The job of any good project manager is to submit all deliverables on time — no exceptions. No matter what mayhem may transpire behind the scenes, the project should land in the client’s inbox on the due date in terrific shape. There are many means to this end. One of the most commonly used strategies is the Critical Path Method (CPM). Originated in 1959 and first used on the construction of aerospace and military projects, now CPM is used to successfully track and complete projects in a variety of industries. The method involves creating graphical representation of project that predicts the completion date for each individual task. Here are just three ways CPM positively affects project management outcomes.
1. Better Tracking of Planned and Actual Timelines
One of the chief purposes of CPM is to create a visual representation of each specific element of a project, along with the time to complete. Included for each task in a CPM project is the earliest start time (ES) and earliest finish time (EF). Perhaps more importantly, the project also reflects the latest start time (LS) and latest finish time (LF) that could occur and still deliver the end product on time. Using this method means project managers can quickly identify if the actual timeline is syncing up with the planned timeline and adjust accordingly. The ability to compare plans with actual completion is invaluable to project management.
2. Identification of Vital Tasks
Thanks to the visual nature of CPM and the careful calculations regarding the length of each task, the method also helps identify the most important items within a project. According to Dr. Larry Bennett, an expert on CPM and author of a guide on the method, CPM “… clearly identifies the tasks that you will have to closely manage.” Project managers can color code the parts of a project that most other tasks depend on, for instance. The ability to track the most vital parts of a project daily reduces the likelihood of a late that impacts the rest of the project and causes large-scale set-backs. On the flip side, it’s also easy to see which tasks should be set aside first should employee resources become unexpectedly limited or a staff member be lost from the project altogether.
3. Awareness of Dependencies and Maximum Slack Time
The slack time of a project is the amount of time a particular piece can be delayed without causing a negative ripple effect elsewhere on the timeline.
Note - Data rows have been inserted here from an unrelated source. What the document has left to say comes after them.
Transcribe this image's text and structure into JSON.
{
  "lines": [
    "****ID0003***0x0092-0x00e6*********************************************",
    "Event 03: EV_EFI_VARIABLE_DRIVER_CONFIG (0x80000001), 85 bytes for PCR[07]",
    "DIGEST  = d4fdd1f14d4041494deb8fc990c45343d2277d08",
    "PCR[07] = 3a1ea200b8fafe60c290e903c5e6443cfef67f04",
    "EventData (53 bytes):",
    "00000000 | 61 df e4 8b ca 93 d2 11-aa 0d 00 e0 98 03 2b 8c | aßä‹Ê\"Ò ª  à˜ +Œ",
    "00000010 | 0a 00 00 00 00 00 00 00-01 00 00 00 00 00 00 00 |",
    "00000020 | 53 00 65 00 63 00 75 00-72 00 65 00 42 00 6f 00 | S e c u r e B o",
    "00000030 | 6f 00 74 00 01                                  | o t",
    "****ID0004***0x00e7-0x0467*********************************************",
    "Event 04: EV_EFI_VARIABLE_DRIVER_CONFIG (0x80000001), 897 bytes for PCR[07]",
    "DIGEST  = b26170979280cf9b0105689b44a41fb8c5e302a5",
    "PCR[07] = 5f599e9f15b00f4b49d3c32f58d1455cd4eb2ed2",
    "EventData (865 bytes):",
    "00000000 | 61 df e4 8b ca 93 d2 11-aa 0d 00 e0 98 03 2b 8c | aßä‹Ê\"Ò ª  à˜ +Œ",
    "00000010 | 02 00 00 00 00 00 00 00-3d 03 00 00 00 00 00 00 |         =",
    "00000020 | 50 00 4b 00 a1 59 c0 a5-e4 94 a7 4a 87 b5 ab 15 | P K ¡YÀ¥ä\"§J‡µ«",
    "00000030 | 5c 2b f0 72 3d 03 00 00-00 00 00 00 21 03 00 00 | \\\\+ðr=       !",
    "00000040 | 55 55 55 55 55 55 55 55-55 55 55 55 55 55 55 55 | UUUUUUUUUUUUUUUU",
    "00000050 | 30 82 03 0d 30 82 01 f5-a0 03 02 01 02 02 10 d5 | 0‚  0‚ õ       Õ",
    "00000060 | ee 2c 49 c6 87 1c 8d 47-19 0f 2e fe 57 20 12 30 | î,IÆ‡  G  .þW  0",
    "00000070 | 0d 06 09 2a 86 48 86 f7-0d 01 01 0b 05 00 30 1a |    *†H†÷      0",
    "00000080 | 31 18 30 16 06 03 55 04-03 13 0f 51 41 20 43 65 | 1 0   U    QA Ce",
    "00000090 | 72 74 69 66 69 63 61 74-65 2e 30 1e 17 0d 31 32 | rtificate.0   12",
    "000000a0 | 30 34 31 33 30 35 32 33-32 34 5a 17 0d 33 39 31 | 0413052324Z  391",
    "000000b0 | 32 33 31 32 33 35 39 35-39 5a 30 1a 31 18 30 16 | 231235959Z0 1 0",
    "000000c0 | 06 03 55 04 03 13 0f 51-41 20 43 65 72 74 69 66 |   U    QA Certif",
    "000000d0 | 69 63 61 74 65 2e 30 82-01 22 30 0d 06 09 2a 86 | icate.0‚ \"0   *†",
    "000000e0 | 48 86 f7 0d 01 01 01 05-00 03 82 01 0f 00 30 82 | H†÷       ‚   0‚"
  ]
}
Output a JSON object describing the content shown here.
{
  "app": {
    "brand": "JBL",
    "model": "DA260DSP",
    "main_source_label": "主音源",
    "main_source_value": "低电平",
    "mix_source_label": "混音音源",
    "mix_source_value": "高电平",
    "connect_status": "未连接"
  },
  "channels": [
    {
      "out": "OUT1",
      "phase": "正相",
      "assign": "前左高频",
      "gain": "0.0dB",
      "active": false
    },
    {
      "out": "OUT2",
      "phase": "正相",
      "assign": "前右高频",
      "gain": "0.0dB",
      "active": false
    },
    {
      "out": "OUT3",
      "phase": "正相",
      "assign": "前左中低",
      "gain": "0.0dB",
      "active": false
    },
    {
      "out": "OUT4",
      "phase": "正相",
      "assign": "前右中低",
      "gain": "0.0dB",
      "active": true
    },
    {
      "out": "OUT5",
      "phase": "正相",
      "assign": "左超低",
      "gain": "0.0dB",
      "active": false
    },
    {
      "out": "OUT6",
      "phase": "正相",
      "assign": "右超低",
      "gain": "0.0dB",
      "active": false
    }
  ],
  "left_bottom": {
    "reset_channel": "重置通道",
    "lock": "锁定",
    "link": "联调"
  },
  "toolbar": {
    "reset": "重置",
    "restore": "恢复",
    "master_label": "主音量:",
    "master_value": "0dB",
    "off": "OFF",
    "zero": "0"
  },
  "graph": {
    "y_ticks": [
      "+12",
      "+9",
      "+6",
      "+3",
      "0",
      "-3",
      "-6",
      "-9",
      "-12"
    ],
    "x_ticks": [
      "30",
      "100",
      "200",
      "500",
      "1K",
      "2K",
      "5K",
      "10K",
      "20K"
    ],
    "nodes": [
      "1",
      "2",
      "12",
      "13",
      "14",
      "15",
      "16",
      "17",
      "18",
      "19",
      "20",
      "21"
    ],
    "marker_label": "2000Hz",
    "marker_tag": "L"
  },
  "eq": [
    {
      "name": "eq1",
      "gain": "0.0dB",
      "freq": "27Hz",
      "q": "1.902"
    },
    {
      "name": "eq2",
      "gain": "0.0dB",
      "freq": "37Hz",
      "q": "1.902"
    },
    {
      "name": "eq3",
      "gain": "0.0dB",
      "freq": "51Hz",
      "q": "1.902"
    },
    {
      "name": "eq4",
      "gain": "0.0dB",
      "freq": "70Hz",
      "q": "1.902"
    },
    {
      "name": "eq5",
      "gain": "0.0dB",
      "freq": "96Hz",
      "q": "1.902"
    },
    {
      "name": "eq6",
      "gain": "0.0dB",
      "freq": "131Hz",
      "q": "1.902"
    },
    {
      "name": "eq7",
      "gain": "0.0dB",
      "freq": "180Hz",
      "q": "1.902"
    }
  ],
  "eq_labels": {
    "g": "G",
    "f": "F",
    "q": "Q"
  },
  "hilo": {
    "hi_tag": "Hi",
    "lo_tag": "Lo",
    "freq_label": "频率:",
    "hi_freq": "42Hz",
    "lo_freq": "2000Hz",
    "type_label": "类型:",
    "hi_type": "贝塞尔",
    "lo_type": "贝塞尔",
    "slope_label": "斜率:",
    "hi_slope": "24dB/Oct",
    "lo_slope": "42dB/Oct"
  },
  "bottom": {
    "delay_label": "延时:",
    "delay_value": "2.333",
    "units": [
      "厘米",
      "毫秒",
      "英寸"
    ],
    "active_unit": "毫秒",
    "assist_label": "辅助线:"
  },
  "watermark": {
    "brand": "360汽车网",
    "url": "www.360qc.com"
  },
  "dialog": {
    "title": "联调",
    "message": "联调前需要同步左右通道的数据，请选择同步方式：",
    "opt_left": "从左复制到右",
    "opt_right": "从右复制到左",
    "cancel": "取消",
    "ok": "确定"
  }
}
In other words, it’s the amount of time outside of the earliest and latest start times and the earliest and latest finish times. A project manager can quickly verify how much slack is available within a project and advise the stakeholders accordingly. CPM also makes dependent tasks identifiable. Project managers are acutely aware of which tasks will delay other future project pieces and which are independent enough to be late with little consequence.
The Critical Path Method may have its roots in scientific and construction projects, but it is applicable to nearly all types of work. Content creators and marketers also find the method useful in tracking each piece of advertising campaigns, for instance. The visual nature of the method is hard to rival, and there are myriad of software programs to aid in the easy management of a CPM project.